== The problem ==
Exactly the lines from the one containing "Decode this image" through the end of the data, and nothing more, should be retyped; pictures stay out.

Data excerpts
--- START ---
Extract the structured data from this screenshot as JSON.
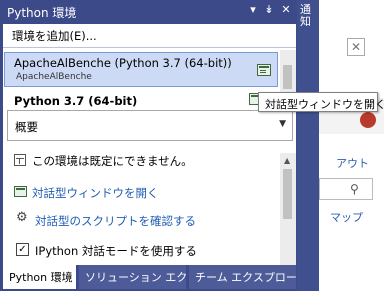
{
  "panel": {
    "title": "Python 環境",
    "controls": {
      "dropdown": "▾",
      "pin": "ᚬ",
      "close": "✕"
    }
  },
  "toolbar": {
    "add_env": "環境を追加(E)..."
  },
  "environments": [
    {
      "name": "ApacheAlBenche (Python 3.7 (64-bit))",
      "sub": "ApacheAlBenche",
      "selected": true
    }
  ],
  "details": {
    "title": "Python 3.7 (64-bit)",
    "view_select": {
      "value": "概要"
    },
    "tooltip": "対話型ウィンドウを開く",
    "items": [
      {
        "label": "この環境は既定にできません。",
        "icon": "info-box-icon",
        "link": false
      },
      {
        "label": "対話型ウィンドウを開く",
        "icon": "interactive-window-icon",
        "link": true
      },
      {
        "label": "対話型のスクリプトを確認する",
        "icon": "gear-icon",
        "link": true
      },
      {
        "label": "IPython 対話モードを使用する",
        "icon": "checkbox",
        "link": false,
        "checked": true
      }
    ]
  },
  "tabs": [
    {
      "label": "Python 環境",
      "active": true
    },
    {
      "label": "ソリューション エク...",
      "active": false
    },
    {
      "label": "チーム エクスプロー...",
      "active": false
    }
  ],
  "background_app": {
    "side_label": "通知",
    "links": [
      "アウト",
      "マップ"
    ]
  },
  "colors": {
    "chrome": "#3c4a8a",
    "selection": "#cddaf5",
    "link": "#1f5cb5"
  }
}
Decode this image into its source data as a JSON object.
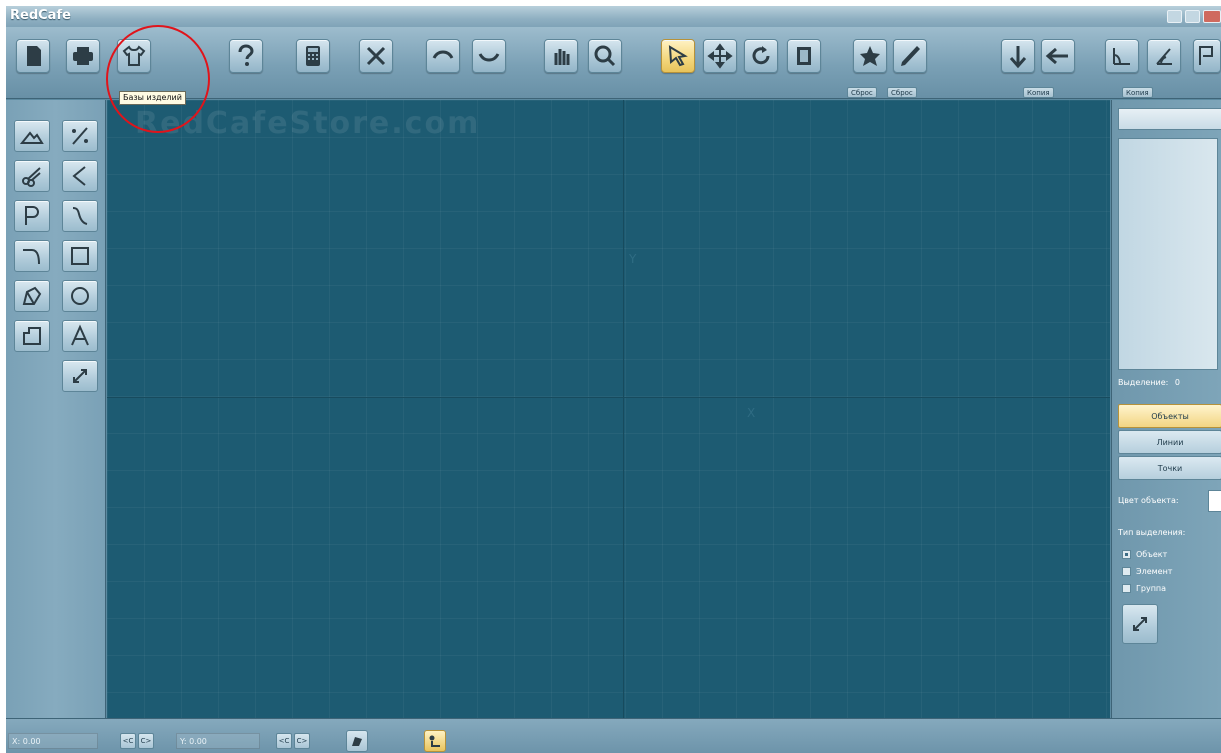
{
  "app": {
    "title": "RedCafe"
  },
  "toolbar": {
    "tooltip": "Базы изделий",
    "labels": {
      "reset1": "Сброс",
      "reset2": "Сброс",
      "copy1": "Копия",
      "copy2": "Копия"
    }
  },
  "canvas": {
    "watermark": "RedCafeStore.com",
    "axis_y": "Y",
    "axis_x": "X"
  },
  "right_panel": {
    "selection_label": "Выделение:",
    "selection_count": "0",
    "btn_objects": "Объекты",
    "btn_lines": "Линии",
    "btn_points": "Точки",
    "object_color_label": "Цвет объекта:",
    "object_color": "#ffffff",
    "selection_type_label": "Тип выделения:",
    "options": [
      "Объект",
      "Элемент",
      "Группа"
    ]
  },
  "status": {
    "x_label": "X:",
    "x_value": "0.00",
    "y_label": "Y:",
    "y_value": "0.00",
    "prev": "<C",
    "next": "C>"
  }
}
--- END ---
== Answer ==
Decode this image into its source data as a JSON object.
{
  "app": {
    "title": "RedCafe"
  },
  "toolbar": {
    "tooltip": "Базы изделий",
    "labels": {
      "reset1": "Сброс",
      "reset2": "Сброс",
      "copy1": "Копия",
      "copy2": "Копия"
    }
  },
  "canvas": {
    "watermark": "RedCafeStore.com",
    "axis_y": "Y",
    "axis_x": "X"
  },
  "right_panel": {
    "selection_label": "Выделение:",
    "selection_count": "0",
    "btn_objects": "Объекты",
    "btn_lines": "Линии",
    "btn_points": "Точки",
    "object_color_label": "Цвет объекта:",
    "object_color": "#ffffff",
    "selection_type_label": "Тип выделения:",
    "options": [
      "Объект",
      "Элемент",
      "Группа"
    ]
  },
  "status": {
    "x_label": "X:",
    "x_value": "0.00",
    "y_label": "Y:",
    "y_value": "0.00",
    "prev": "<C",
    "next": "C>"
  }
}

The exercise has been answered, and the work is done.